Back in January, LinkedIn posted a warning about connection requests from individuals impersonating employees of a legitimate organization. These requests come from newly created accounts. If someone accepts the request, the attackers will have more access to the victim’s data. With this information, they can create specific spear-phishing emails/messages to deploy malicious payloads.
A more dangerous scenario is if another user’s account is hacked. Those who are connected to the victim could easily fall victim to phishing emails/messages since there is a sense of trust that they know the sender.
Usually, threat actors use a phishing\fake LinkedIn webpage to do the deed. They use a phish kit, which most of the time can be easily purchased online or by just modifying existing ones. They will set up the fake page using a compromised website or a legitimate hosting website using free accounts. The image below is an example of a LinkedIn phishing page generated from the kit. It is similar to the login page of the legitimate site.
Below is the code snippet of the phishing page redirecting the user to the legitimate LinkedIn website.
Interestingly, a php configuration file contains some emails that were documented by a user in GitHub with a name handle Neonprimetime. Its GitHub space was used to document phish kits. Please take note that the related data was dated back in 2019. It could be that the people behind such malicious activities are just recycling old resources.
The ease of setting up these phishing pages is one of the reasons they can do this on a regular basis. Thus, providing the bad actor with more chances of their attacks being successful.
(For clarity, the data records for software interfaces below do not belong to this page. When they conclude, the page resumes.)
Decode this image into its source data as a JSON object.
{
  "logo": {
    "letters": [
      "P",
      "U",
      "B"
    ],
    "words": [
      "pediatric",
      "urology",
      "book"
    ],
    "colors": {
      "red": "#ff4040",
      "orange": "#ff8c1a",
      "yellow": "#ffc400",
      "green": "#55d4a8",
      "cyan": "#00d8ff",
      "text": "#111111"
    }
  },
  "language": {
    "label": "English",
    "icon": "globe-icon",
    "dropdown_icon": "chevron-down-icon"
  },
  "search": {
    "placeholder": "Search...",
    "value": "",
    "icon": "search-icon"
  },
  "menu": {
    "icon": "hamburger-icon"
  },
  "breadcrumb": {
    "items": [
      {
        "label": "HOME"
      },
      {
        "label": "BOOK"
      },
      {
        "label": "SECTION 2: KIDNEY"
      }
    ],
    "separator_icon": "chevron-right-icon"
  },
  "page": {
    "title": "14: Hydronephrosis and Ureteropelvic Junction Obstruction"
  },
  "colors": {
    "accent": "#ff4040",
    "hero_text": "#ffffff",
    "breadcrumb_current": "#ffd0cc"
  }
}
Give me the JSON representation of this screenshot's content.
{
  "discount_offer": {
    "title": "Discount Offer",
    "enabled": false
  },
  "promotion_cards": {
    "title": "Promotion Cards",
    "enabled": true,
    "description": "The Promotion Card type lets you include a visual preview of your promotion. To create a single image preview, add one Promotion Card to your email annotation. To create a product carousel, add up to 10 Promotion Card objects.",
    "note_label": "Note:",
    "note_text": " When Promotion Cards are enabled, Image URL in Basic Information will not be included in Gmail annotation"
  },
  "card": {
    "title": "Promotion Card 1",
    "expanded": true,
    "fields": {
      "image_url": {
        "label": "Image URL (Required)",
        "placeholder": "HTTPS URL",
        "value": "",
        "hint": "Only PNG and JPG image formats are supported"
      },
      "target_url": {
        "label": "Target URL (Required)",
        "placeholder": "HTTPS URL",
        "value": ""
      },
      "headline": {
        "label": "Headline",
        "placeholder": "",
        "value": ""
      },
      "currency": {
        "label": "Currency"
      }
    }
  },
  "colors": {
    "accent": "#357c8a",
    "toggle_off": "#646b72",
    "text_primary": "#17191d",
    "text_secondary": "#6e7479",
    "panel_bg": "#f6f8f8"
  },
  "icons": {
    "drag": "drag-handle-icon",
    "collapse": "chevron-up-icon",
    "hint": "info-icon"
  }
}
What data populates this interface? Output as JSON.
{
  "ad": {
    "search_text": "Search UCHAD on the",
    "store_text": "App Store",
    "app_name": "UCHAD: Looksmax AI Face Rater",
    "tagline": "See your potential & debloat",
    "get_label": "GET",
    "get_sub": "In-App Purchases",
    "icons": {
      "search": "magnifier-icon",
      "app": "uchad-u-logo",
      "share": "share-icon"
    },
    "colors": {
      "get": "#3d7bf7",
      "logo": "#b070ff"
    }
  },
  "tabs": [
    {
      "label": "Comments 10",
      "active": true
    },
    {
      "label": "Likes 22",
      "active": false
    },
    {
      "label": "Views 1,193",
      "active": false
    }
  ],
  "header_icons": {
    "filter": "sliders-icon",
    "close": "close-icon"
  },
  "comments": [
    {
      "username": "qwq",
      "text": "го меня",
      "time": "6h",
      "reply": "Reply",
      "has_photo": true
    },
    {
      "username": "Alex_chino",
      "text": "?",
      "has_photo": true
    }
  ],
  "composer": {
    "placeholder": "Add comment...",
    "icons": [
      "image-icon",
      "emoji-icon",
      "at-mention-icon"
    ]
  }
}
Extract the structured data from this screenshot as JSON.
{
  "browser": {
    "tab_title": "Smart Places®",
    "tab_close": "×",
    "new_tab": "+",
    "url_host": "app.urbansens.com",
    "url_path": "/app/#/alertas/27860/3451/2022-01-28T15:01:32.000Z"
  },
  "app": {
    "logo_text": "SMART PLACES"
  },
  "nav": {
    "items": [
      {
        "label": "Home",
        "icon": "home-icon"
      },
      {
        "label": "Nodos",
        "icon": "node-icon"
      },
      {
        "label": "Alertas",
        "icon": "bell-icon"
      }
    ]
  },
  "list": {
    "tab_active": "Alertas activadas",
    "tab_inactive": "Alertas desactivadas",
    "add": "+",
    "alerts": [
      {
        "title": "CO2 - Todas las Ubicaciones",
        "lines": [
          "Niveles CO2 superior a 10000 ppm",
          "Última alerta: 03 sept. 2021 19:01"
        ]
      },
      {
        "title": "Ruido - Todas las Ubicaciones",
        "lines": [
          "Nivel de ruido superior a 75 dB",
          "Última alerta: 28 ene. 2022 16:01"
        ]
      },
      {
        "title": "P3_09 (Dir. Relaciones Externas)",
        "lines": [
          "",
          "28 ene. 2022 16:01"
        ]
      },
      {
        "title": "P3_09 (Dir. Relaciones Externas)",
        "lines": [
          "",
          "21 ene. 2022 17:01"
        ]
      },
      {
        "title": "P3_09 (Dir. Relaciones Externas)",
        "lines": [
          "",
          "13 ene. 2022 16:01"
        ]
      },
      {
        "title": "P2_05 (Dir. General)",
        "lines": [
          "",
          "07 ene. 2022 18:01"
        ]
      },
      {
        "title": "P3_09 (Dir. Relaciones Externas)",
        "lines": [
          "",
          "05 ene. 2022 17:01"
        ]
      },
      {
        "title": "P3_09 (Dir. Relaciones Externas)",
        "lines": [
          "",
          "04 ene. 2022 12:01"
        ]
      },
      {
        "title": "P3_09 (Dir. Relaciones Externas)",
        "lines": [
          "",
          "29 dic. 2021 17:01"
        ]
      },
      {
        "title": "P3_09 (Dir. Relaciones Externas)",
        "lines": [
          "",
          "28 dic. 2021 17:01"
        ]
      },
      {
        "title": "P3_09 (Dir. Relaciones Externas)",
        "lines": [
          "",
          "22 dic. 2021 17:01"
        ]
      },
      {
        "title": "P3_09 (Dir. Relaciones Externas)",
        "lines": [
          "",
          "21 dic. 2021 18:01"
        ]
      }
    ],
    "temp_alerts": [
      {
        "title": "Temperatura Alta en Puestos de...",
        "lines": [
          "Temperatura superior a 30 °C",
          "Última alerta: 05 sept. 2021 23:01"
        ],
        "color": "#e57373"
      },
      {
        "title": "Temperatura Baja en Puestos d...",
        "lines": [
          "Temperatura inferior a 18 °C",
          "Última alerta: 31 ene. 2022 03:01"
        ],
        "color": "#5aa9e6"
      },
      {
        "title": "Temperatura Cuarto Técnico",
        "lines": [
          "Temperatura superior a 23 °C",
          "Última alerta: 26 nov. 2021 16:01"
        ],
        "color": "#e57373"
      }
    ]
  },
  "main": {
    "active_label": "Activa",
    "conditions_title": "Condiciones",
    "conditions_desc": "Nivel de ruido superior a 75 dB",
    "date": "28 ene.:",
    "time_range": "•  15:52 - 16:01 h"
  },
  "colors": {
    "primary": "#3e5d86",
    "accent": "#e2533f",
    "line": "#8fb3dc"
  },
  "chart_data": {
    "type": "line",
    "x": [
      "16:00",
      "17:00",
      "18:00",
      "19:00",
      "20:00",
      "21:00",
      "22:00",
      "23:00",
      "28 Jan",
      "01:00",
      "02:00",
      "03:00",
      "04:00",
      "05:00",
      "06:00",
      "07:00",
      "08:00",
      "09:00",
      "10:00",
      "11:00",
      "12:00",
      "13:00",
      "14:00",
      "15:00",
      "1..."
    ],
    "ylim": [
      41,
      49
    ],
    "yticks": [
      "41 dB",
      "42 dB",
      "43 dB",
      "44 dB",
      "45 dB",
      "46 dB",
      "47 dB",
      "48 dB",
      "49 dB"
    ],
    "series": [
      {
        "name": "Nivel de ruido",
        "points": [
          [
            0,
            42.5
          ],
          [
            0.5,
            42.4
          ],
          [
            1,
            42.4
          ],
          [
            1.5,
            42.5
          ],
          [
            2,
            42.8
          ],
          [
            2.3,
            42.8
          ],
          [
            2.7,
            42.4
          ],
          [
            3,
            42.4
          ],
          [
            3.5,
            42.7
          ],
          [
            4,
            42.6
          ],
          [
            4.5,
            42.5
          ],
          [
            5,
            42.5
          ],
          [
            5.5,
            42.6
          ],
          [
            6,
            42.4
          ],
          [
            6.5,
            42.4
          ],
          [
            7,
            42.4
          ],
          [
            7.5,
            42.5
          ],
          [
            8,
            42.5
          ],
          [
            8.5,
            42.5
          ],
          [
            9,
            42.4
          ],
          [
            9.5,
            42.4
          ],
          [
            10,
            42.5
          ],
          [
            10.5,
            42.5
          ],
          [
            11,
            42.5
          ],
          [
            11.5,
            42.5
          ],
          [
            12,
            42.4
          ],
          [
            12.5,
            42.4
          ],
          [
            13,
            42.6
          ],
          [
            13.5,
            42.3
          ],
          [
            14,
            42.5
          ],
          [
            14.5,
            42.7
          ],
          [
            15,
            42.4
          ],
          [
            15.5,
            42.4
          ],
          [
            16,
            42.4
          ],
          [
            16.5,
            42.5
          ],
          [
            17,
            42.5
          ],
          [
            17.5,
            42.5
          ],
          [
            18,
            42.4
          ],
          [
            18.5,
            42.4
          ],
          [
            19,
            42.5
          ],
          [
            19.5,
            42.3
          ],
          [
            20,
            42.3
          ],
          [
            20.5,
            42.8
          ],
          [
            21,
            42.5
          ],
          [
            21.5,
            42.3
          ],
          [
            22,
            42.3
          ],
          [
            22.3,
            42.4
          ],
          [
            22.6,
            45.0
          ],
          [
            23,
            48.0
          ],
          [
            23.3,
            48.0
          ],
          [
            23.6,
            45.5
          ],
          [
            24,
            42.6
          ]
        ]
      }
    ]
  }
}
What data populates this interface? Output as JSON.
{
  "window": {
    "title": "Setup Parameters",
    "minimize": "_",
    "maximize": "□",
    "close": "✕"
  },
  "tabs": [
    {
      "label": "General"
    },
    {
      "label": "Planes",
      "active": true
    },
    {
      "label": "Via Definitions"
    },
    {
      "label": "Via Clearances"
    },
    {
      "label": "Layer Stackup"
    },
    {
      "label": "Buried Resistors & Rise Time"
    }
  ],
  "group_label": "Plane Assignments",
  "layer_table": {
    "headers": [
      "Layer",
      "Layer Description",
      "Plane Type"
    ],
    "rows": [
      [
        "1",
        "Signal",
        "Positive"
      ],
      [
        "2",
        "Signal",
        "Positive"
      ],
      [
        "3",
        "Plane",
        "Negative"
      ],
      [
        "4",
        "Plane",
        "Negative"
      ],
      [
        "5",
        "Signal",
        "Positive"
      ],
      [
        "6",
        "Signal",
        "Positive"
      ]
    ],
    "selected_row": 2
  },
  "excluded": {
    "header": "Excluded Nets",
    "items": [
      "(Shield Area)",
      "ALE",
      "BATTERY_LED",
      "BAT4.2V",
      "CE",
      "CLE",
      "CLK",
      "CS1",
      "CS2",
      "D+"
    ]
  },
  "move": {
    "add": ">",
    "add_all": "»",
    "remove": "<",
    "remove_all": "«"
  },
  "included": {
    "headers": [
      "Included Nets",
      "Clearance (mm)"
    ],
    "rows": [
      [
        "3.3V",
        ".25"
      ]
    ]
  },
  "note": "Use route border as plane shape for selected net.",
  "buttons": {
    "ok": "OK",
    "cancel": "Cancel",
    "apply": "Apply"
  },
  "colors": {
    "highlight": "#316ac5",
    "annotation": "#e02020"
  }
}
Best Practice and Recommendation
Users are advised to be mindful of who they add to their social networks and be aware of phishing messages, especially the ones with links. Make sure to carefully verify and check that it will lead to a legitimate website. For businesses, timely threat intelligence can be useful but real-time analysis is proving to be a game changer.
6d8a3e6d3f0fce1850b54a656030e6fa0349612416bb7217123046f69635fa78 – JS/Phish.SC , PHP/Phish.M